Exercise objective: What you return must match the entries word for word, minus the pictures.

Collected data entries
---*---
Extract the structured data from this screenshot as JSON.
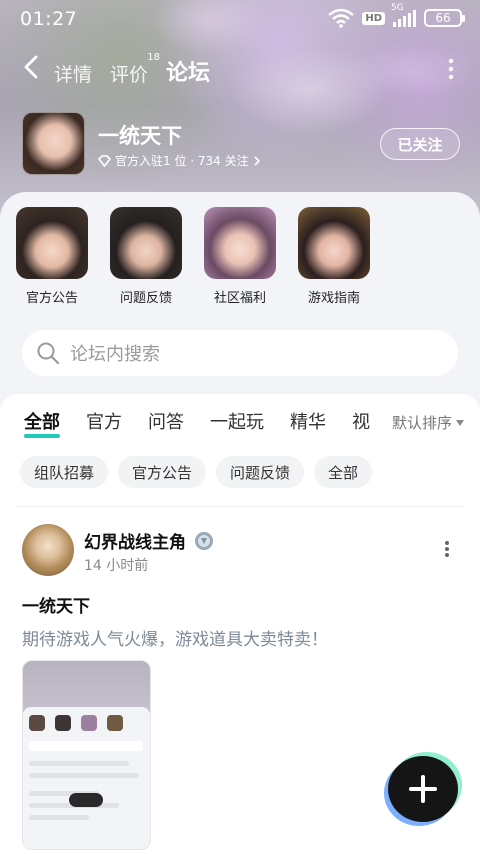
{
  "status": {
    "time": "01:27",
    "network": "5G",
    "hd": "HD",
    "battery": "66"
  },
  "nav": {
    "tabs": [
      {
        "label": "详情"
      },
      {
        "label": "评价",
        "badge": "18"
      },
      {
        "label": "论坛"
      }
    ]
  },
  "forum": {
    "name": "一统天下",
    "meta": "官方入驻1 位 · 734 关注",
    "follow_label": "已关注"
  },
  "categories": [
    {
      "label": "官方公告"
    },
    {
      "label": "问题反馈"
    },
    {
      "label": "社区福利"
    },
    {
      "label": "游戏指南"
    }
  ],
  "search": {
    "placeholder": "论坛内搜索"
  },
  "tabs": [
    {
      "label": "全部"
    },
    {
      "label": "官方"
    },
    {
      "label": "问答"
    },
    {
      "label": "一起玩"
    },
    {
      "label": "精华"
    },
    {
      "label": "视"
    }
  ],
  "sort_label": "默认排序",
  "chips": [
    {
      "label": "组队招募"
    },
    {
      "label": "官方公告"
    },
    {
      "label": "问题反馈"
    },
    {
      "label": "全部"
    }
  ],
  "post": {
    "author": "幻界战线主角",
    "time": "14 小时前",
    "title": "一统天下",
    "body": "期待游戏人气火爆，游戏道具大卖特卖！"
  },
  "colors": {
    "accent": "#23c9b8",
    "panel_bg": "#f3f4f7",
    "muted_text": "#7d8a98"
  }
}
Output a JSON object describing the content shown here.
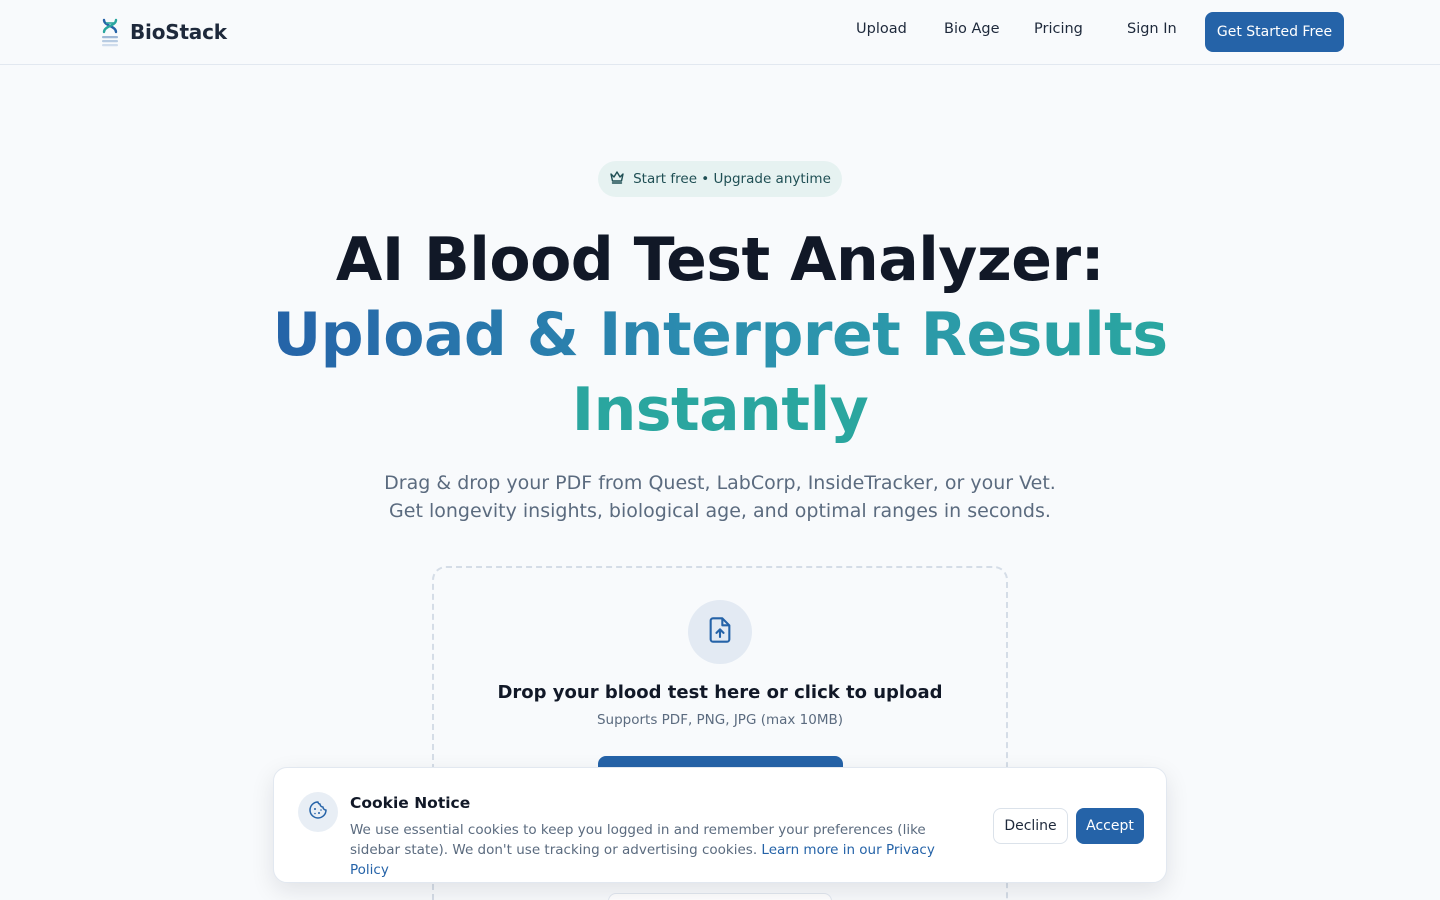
{
  "header": {
    "brand": "BioStack",
    "logo_icon": "dna-icon",
    "nav": [
      {
        "label": "Upload"
      },
      {
        "label": "Bio Age"
      },
      {
        "label": "Pricing"
      },
      {
        "label": "Sign In"
      }
    ],
    "cta_label": "Get Started Free"
  },
  "hero": {
    "badge_icon": "crown-icon",
    "badge_text": "Start free • Upgrade anytime",
    "title_line1": "AI Blood Test Analyzer:",
    "title_line2": "Upload & Interpret Results",
    "title_line3": "Instantly",
    "subtitle_line1": "Drag & drop your PDF from Quest, LabCorp, InsideTracker, or your Vet.",
    "subtitle_line2": "Get longevity insights, biological age, and optimal ranges in seconds."
  },
  "upload": {
    "icon": "file-upload-icon",
    "title": "Drop your blood test here or click to upload",
    "formats": "Supports PDF, PNG, JPG (max 10MB)"
  },
  "cookie": {
    "icon": "cookie-icon",
    "title": "Cookie Notice",
    "text": "We use essential cookies to keep you logged in and remember your preferences (like sidebar state). We don't use tracking or advertising cookies.",
    "link_text": "Learn more in our Privacy Policy",
    "decline_label": "Decline",
    "accept_label": "Accept"
  },
  "colors": {
    "primary": "#2563a8",
    "teal": "#2aa69f",
    "background": "#f8fafc",
    "muted_text": "#5b6b7f"
  }
}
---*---
Solution to the exercise:
Extract the structured data from this screenshot as JSON.
{
  "status": {
    "time": "01:27",
    "network": "5G",
    "hd": "HD",
    "battery": "66"
  },
  "nav": {
    "tabs": [
      {
        "label": "详情"
      },
      {
        "label": "评价",
        "badge": "18"
      },
      {
        "label": "论坛"
      }
    ]
  },
  "forum": {
    "name": "一统天下",
    "meta": "官方入驻1 位 · 734 关注",
    "follow_label": "已关注"
  },
  "categories": [
    {
      "label": "官方公告"
    },
    {
      "label": "问题反馈"
    },
    {
      "label": "社区福利"
    },
    {
      "label": "游戏指南"
    }
  ],
  "search": {
    "placeholder": "论坛内搜索"
  },
  "tabs": [
    {
      "label": "全部"
    },
    {
      "label": "官方"
    },
    {
      "label": "问答"
    },
    {
      "label": "一起玩"
    },
    {
      "label": "精华"
    },
    {
      "label": "视"
    }
  ],
  "sort_label": "默认排序",
  "chips": [
    {
      "label": "组队招募"
    },
    {
      "label": "官方公告"
    },
    {
      "label": "问题反馈"
    },
    {
      "label": "全部"
    }
  ],
  "post": {
    "author": "幻界战线主角",
    "time": "14 小时前",
    "title": "一统天下",
    "body": "期待游戏人气火爆，游戏道具大卖特卖！"
  },
  "colors": {
    "accent": "#23c9b8",
    "panel_bg": "#f3f4f7",
    "muted_text": "#7d8a98"
  }
}
Output a JSON object describing the content shown here.
{
  "header": {
    "brand": "BioStack",
    "logo_icon": "dna-icon",
    "nav": [
      {
        "label": "Upload"
      },
      {
        "label": "Bio Age"
      },
      {
        "label": "Pricing"
      },
      {
        "label": "Sign In"
      }
    ],
    "cta_label": "Get Started Free"
  },
  "hero": {
    "badge_icon": "crown-icon",
    "badge_text": "Start free • Upgrade anytime",
    "title_line1": "AI Blood Test Analyzer:",
    "title_line2": "Upload & Interpret Results",
    "title_line3": "Instantly",
    "subtitle_line1": "Drag & drop your PDF from Quest, LabCorp, InsideTracker, or your Vet.",
    "subtitle_line2": "Get longevity insights, biological age, and optimal ranges in seconds."
  },
  "upload": {
    "icon": "file-upload-icon",
    "title": "Drop your blood test here or click to upload",
    "formats": "Supports PDF, PNG, JPG (max 10MB)"
  },
  "cookie": {
    "icon": "cookie-icon",
    "title": "Cookie Notice",
    "text": "We use essential cookies to keep you logged in and remember your preferences (like sidebar state). We don't use tracking or advertising cookies.",
    "link_text": "Learn more in our Privacy Policy",
    "decline_label": "Decline",
    "accept_label": "Accept"
  },
  "colors": {
    "primary": "#2563a8",
    "teal": "#2aa69f",
    "background": "#f8fafc",
    "muted_text": "#5b6b7f"
  }
}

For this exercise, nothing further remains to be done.